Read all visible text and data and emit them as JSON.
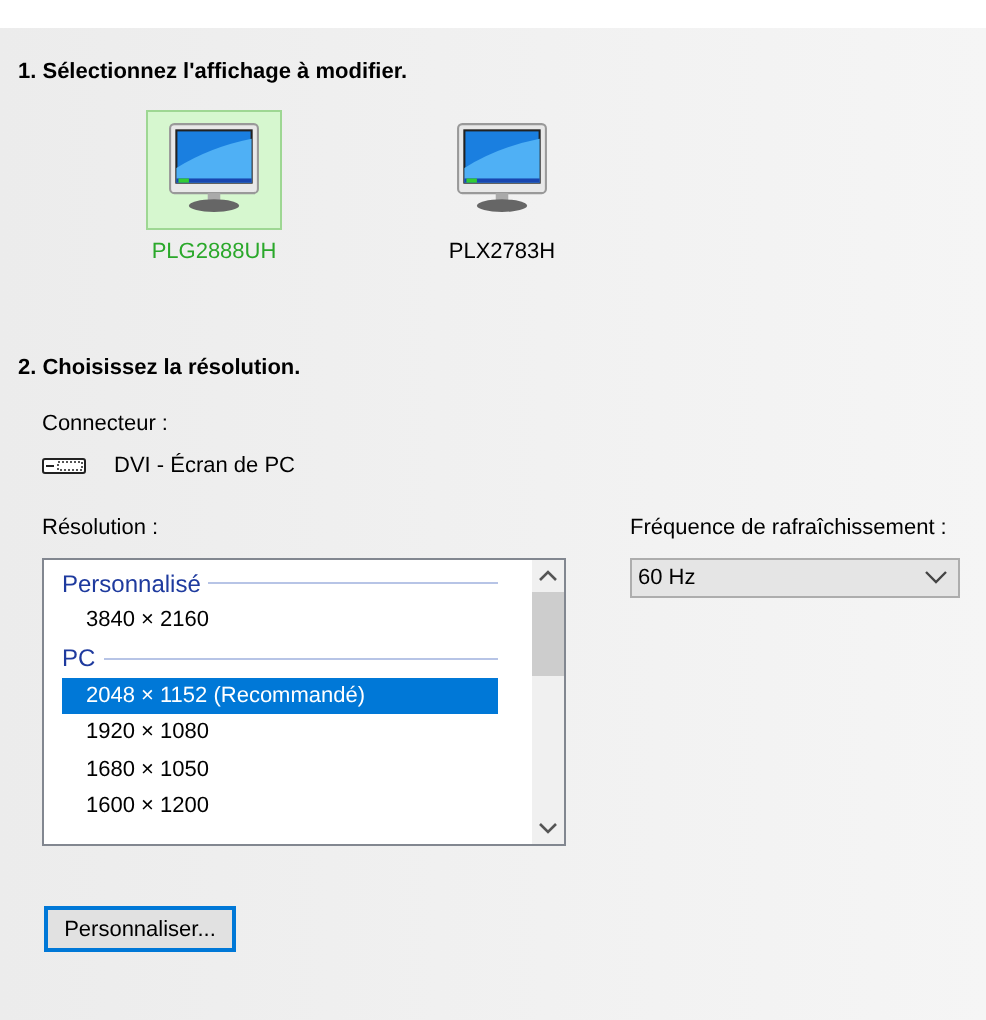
{
  "step1": {
    "heading": "1. Sélectionnez l'affichage à modifier.",
    "displays": [
      {
        "label": "PLG2888UH",
        "selected": true
      },
      {
        "label": "PLX2783H",
        "selected": false
      }
    ]
  },
  "step2": {
    "heading": "2. Choisissez la résolution.",
    "connector_label": "Connecteur :",
    "connector": "DVI - Écran de PC",
    "resolution_label": "Résolution :",
    "groups": [
      {
        "header": "Personnalisé",
        "items": [
          {
            "label": "3840 × 2160",
            "selected": false
          }
        ]
      },
      {
        "header": "PC",
        "items": [
          {
            "label": "2048 × 1152 (Recommandé)",
            "selected": true
          },
          {
            "label": "1920 × 1080",
            "selected": false
          },
          {
            "label": "1680 × 1050",
            "selected": false
          },
          {
            "label": "1600 × 1200",
            "selected": false
          }
        ]
      }
    ],
    "refresh_label": "Fréquence de rafraîchissement :",
    "refresh_value": "60 Hz",
    "customize_button": "Personnaliser..."
  }
}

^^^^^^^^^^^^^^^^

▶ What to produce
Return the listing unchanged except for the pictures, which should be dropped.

▶ Answer space
Read all visible text and data and emit them as JSON.
{
  "step1": {
    "heading": "1. Sélectionnez l'affichage à modifier.",
    "displays": [
      {
        "label": "PLG2888UH",
        "selected": true
      },
      {
        "label": "PLX2783H",
        "selected": false
      }
    ]
  },
  "step2": {
    "heading": "2. Choisissez la résolution.",
    "connector_label": "Connecteur :",
    "connector": "DVI - Écran de PC",
    "resolution_label": "Résolution :",
    "groups": [
      {
        "header": "Personnalisé",
        "items": [
          {
            "label": "3840 × 2160",
            "selected": false
          }
        ]
      },
      {
        "header": "PC",
        "items": [
          {
            "label": "2048 × 1152 (Recommandé)",
            "selected": true
          },
          {
            "label": "1920 × 1080",
            "selected": false
          },
          {
            "label": "1680 × 1050",
            "selected": false
          },
          {
            "label": "1600 × 1200",
            "selected": false
          }
        ]
      }
    ],
    "refresh_label": "Fréquence de rafraîchissement :",
    "refresh_value": "60 Hz",
    "customize_button": "Personnaliser..."
  }
}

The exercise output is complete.